Les questions fréquentes

Where are your products come from?

Our Marseille soaps are handcrafted in Marseille, France. We personally pick them up from two of the last soap factories known for respecting the genuine manufacturing process which is unique to this soap.

Even though some of our Aleppo soaps are made in Syria, we import them from a French company located near Paris.

Why don't you have a store on the street?

Thanks to our website, we can easily reach our customers all over Canada. A brick and mortar shop has some pro’s but a lot of con’s. Especially when one basically offers a sole product as it is the case here.

However, in order to be physically speaking more visible, we do participate to several shows in Quebec. Our soaps are also available at our retailers.

Cosmetics without packaging isn't a lack of hygiene?

Not at all. Check our Environmental practises page and find out why most of Marseille soaps (and us) can’t stand packaging.

It is also good to know that all our products are stored away from dust and are kept in sealed boxes. If it reassures you, rinse your soaps just like you do with an apple bought at the grocery store, even if cleaning a cleaning product seems a little strange.

Why some of olive oil based soaps are not green?

While drying and aging, a classic genuine Marseille soap slowly loses its color on the surface. This is a proof that you have in your hand a dye-free soap. Any real Marseille soap, just like Aleppo soap, always end up brown after a while.

Here we can clearly see this phenomenon on a olive oil based soap, although soaps made of coconut oil and palm oil suffer the same fate.

Aren't Marseille soaps made with 100% olive oil?

Not anymore and not always. For the past two centuries, most Marseille soaps are not made with olive oil only. This is due to both technical and economical factors.

Olive oil is more difficult to saponify because it gives a much softer soap. It would be essential to let it dry for several months, which would result in higher storage costs, raising the final price as it is the case with Aleppo soaps.

Also, other oils like coconut oil and palm oil give soaps some interesting properties such as hardness and foam in the same time.

However, the amount of saponified olive oil can represents 40% and more of the total of oils found in a Marseille soap.

Aren't your soaps too big?

Genuine Marseille soaps might seem too big to be used easily but it is also very easy to cut them when they are not too dry.

For the record, Marseille soaps used to be sold in big blocks of 30 or 50 kg! Washer women back then just cut pieces of soaps right from the block. beside, you may have already noticed that the bigger a soap is, the cheapest it is.

Are your soaps hypoallergenic?


Designed to reduce or minimize the possibility of an allergic response, as by containing relatively few or no potentially irritating substances.

Traditional Marseille soaps, just as Aleppo soaps, are considered hypoallergenic since they contain only the basic essentials to make a soap, therefore drastically reducing the possibility of allergies.

Scented soaps, whether they are from Marseille or not, contain a lot more ingredients.

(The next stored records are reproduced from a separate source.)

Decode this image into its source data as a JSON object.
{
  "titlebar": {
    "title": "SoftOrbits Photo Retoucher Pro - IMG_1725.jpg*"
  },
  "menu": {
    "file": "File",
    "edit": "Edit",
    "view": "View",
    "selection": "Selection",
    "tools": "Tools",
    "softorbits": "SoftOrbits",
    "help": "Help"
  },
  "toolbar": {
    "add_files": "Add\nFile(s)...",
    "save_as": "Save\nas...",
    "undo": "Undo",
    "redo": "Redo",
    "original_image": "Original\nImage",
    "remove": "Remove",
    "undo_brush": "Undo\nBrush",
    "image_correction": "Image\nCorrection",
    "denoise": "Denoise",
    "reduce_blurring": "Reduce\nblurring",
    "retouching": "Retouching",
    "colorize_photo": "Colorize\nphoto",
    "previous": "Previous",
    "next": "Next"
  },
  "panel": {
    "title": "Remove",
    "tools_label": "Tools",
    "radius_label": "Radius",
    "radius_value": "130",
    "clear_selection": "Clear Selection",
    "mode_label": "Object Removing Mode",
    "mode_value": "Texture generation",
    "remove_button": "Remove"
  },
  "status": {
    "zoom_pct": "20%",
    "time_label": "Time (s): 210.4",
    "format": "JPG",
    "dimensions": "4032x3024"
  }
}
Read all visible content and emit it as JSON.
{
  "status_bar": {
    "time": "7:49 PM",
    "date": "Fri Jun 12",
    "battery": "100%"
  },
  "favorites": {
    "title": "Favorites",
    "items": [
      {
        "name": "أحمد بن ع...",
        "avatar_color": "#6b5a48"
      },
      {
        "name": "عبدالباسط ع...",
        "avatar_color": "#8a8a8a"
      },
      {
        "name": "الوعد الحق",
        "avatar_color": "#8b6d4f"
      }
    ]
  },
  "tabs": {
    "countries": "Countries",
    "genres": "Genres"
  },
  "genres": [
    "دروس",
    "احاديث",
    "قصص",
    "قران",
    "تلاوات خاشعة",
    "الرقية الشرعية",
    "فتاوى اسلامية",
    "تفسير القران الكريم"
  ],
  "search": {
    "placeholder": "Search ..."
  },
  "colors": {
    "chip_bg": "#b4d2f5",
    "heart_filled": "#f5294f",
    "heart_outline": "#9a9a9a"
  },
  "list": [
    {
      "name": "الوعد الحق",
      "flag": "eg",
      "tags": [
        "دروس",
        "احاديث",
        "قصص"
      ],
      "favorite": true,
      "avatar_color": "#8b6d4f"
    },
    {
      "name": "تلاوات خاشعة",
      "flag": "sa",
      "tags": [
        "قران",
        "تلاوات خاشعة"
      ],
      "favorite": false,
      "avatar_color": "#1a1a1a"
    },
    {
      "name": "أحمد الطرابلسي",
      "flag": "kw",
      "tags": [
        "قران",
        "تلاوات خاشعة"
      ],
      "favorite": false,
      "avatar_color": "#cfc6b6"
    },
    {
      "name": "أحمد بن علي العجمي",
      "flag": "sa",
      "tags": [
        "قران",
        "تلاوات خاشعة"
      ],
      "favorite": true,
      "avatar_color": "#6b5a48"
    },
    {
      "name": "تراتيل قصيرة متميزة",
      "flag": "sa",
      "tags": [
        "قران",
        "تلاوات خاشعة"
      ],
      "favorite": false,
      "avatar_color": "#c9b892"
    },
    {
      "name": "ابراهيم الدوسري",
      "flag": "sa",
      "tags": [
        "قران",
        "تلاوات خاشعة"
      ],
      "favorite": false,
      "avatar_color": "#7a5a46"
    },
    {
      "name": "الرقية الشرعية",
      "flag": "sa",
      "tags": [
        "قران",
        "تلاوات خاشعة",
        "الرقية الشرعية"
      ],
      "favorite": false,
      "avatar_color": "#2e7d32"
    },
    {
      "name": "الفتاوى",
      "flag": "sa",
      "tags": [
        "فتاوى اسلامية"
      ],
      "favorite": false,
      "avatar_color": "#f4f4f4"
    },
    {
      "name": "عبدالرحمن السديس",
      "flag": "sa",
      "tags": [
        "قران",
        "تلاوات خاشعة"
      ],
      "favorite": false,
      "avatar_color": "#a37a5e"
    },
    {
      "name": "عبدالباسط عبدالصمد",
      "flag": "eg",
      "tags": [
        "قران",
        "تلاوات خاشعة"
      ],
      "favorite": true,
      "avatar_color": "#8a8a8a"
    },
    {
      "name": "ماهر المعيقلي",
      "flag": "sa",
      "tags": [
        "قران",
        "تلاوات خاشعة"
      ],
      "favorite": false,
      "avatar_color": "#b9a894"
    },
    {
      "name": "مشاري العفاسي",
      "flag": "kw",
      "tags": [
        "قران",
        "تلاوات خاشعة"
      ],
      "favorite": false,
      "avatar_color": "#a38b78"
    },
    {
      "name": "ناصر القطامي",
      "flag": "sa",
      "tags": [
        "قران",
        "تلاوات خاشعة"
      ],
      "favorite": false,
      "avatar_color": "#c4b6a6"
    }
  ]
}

They are more likely to cause skin reactions to people with an allergy to one or more ingredients found in these type of cosmetics, typically fragrances and their molecules.

Speaking of fragrances

A traditional Marseille soap, whether it is a toilet soap or a household soap, does not contains fragrances except its natural scent.

Scented soaps have natural fragrances while others are scented with synthetic fragrances.

A natural fragrance is an essential oil which is indicated by its botanical name in the list of ingredients. For example, Rosa Gallica L is an essential oil of rose.

Synthetic fragrances are used when one wants to reproduce the smell of fruit or when production of essential oil is impossible for various reasons. For example, Lily of the valley being a toxic and deadly flower, this might be one good reason to use artificial scents.

Note: a naturally scented soap is not necessarily better in terms of safety. Plants, flowers, and even more so their essential oils, may be as as toxic or allergenic as synthetic fragrances. For this reason, we do not use the marketing rhetoric which portrays the presence of essential oil in a soap as the best thing that could happen to your skin.

What we should remember is that regardless the nature of a given fragrance; the late is often the primary reason of allergies when a scented soap is used.

Are your soaps colored?

A traditional Marseille soap contains no dye. Some scented soaps do contains dyes. The presence of dye is indicated in the list of ingredients with the letters CI followed by a five-digit number. For example CI12490 indicates a red dye.

Are they tested on animals?

No. The European Union banned those tests in 2004 on finished cosmetic products and since 2009 tests on single ingredients and combinations of ingredients have also being banned.

Note: three very specific tests are still temporarily allowed but mainly concern industries that develop more complex cosmetics products than Marseille soaps, like lipsticks, anti-aging creams, etc.).